What do these results in depressed patients mean for the average person interested in the transformative power of psychedelics?
Temporarily releasing the brain from the control of the DMN can do more than treat depression. According to the "entropic brain" theory, deactivation of the DMN pushes the brain towards a less organized, less constrained state of being. In other words, more unusual connections can be made between areas of the brain that are normally kept separate.
This means that psychedelics allow us to reach states of consciousness more similar to dreaming and creative thinking. From what we know, the DMN is partly responsible for restraining creativity during your normal life, enabling you to focus on important “follow-the-rules” tasks. But if you really want to unleash your creative side, psychedelics will help to release the control of the DMN over your brain. The results of these studies show how psychedelics could break you out of a normal mode of thinking, helping you think outside the box and change the way you process the world. At Synthesis, this facet of the psychedelic experience is fully harnessed to produce truly unique states of mind.
Psychedelics are famed for their potential to bring about personality changes. We’ve all heard of the stereotype of a straight-laced accountant taking a dose of ayahuasca and becoming a yoga teacher in Barbados. Although psychedelics are unlikely to change you beyond recognition, they can certainly produce positive changes in some personality traits.
Here we cover three experiments dealing with psychedelics and personality change. Katherine MacLean, Matthew Nour, and Matthias Forstmann all lead studies into the effects that a psychedelic experience can have on core personality traits such as openness, empathy, and nature-relatedness.

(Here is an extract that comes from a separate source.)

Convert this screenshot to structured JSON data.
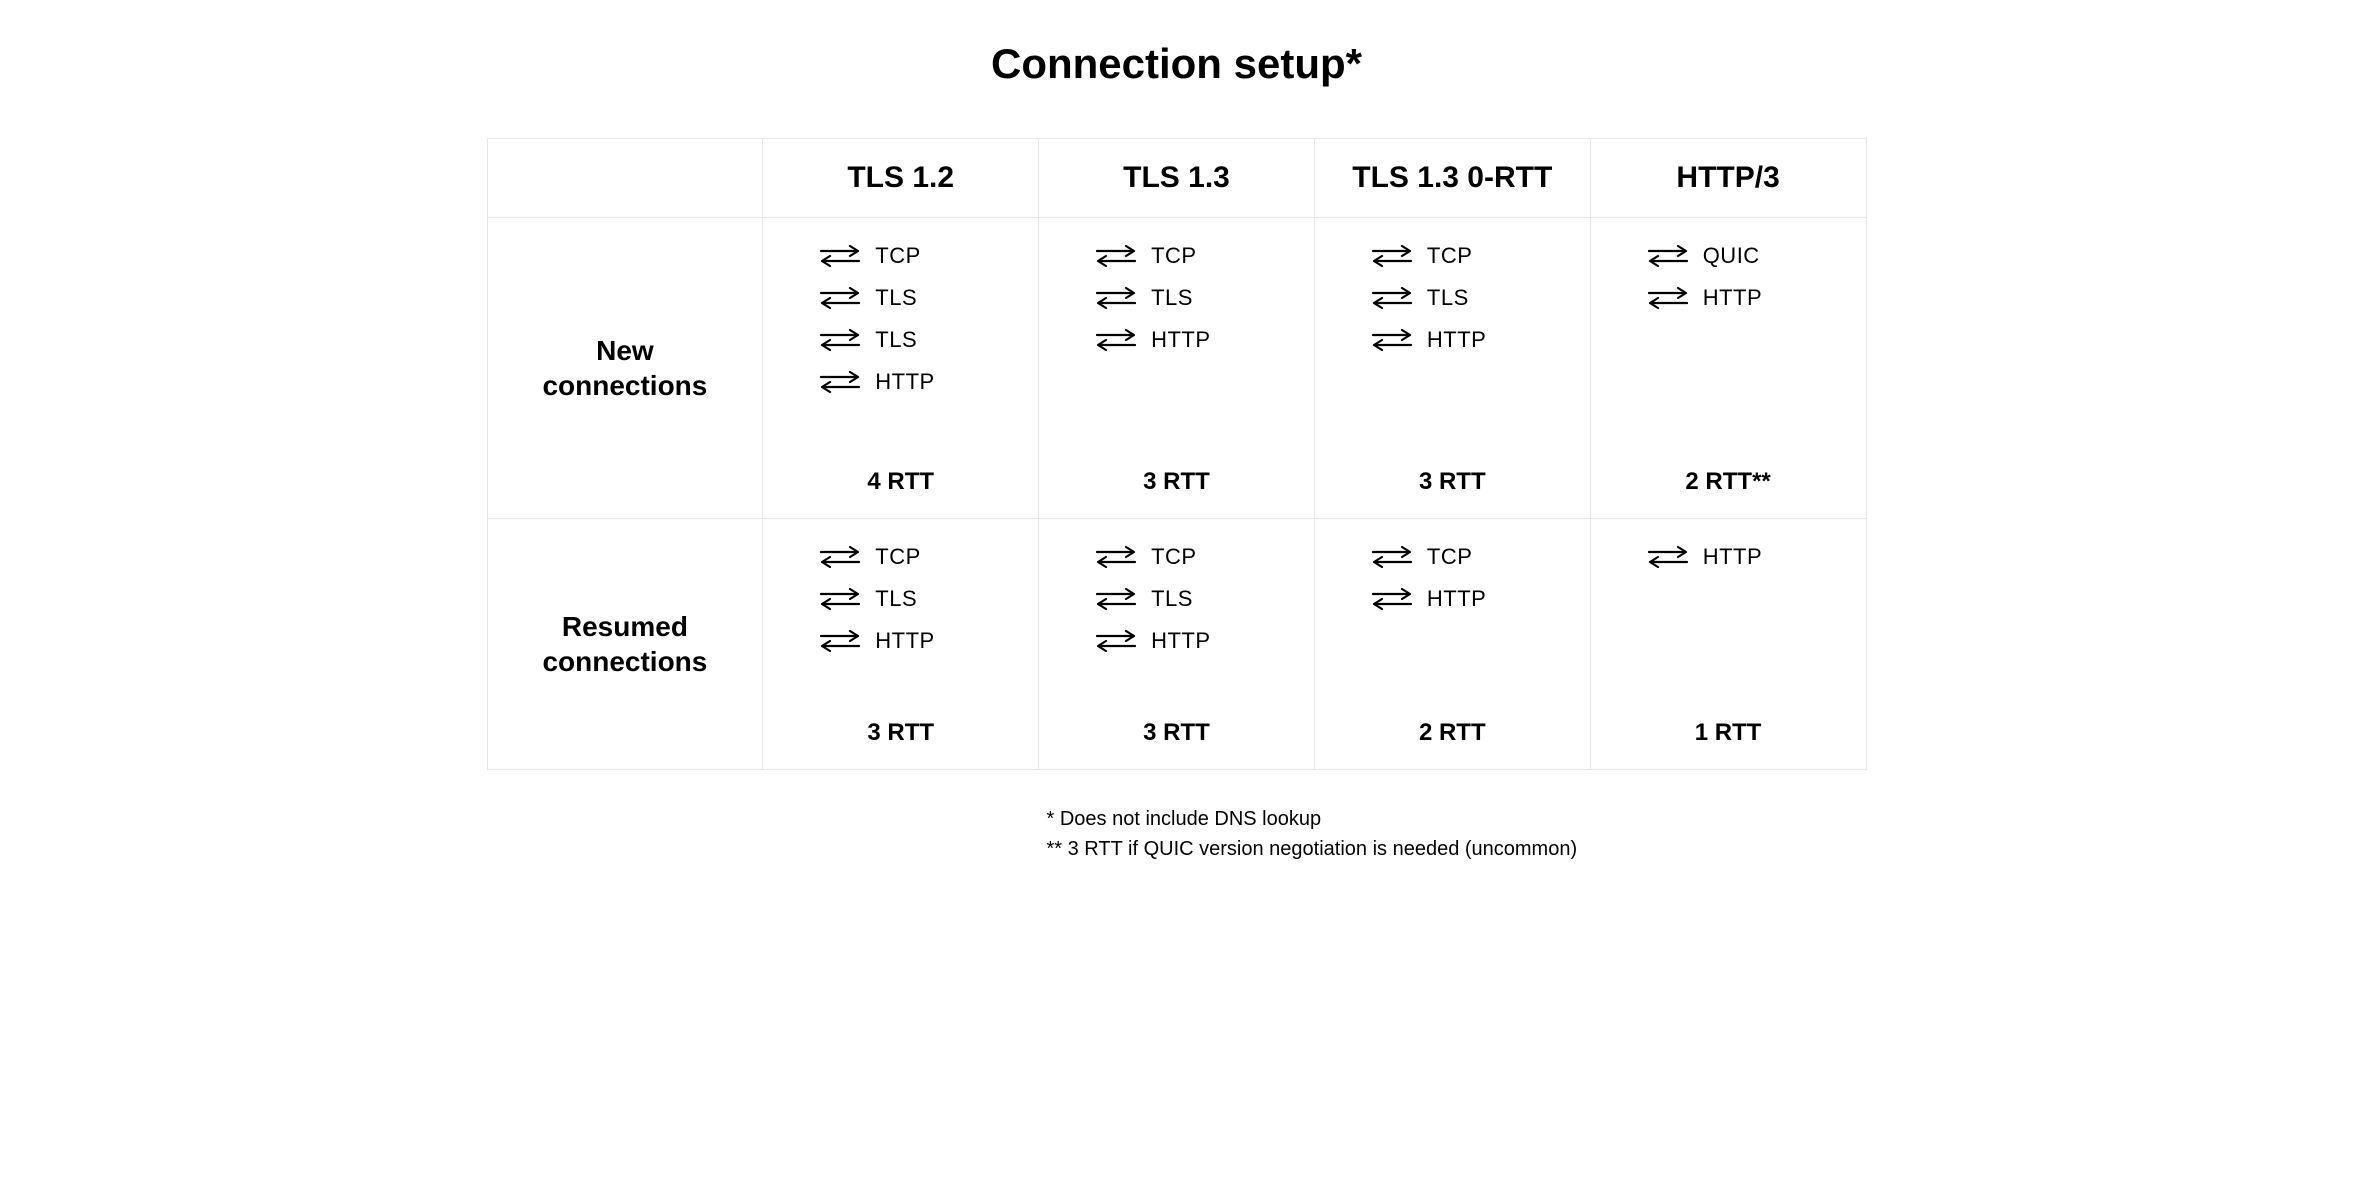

In the MacLean’s study, participants took part in a high-dose psilocybin session, and changes in core personality traits were measured. In the latter two studies, surveys measured participants’ personality scores and related them to reports of past psychedelic use. The Results: In MacLean’s study, a single high-dose session with psilocybin produced a dramatic increase in the personality trait of openness – meaning sensitivity, tolerance and acceptance – and this change remained significant one year after the dose.
The results of the surveys (by Nour and Forstmann, respectively) showed that people who had had intensely meaningful psychedelic experiences were more likely to have liberal political views, display traits of openness, and appreciate nature to a greater extent.
These studies, being well controlled and designed, suggest that taking psychedelics can significantly change personality traits, and produce more compassion, empathy, and connection to nature. At Synthesis, we believe that these personality changes can significantly benefit the psychedelic user, making for a happier, more self-actuated person.
- Read the mainstream media’s take on psychedelic research in “The Trip Treatment” - an editorial in the New Yorker.
- Follow the latest developments in psilocybin research by following the Psychedelic Research Group at Imperial College London.
- Even in non-ideal environments, psilocybin can have profoundly transformative effects. Hear about one journalist’s experience with a makeshift psilocybin retreat in Vice.
- Journalist and author Michael Pollan describes a beautiful and meaningful psilocybin journey in this excerpt from his book, published in The New York Times.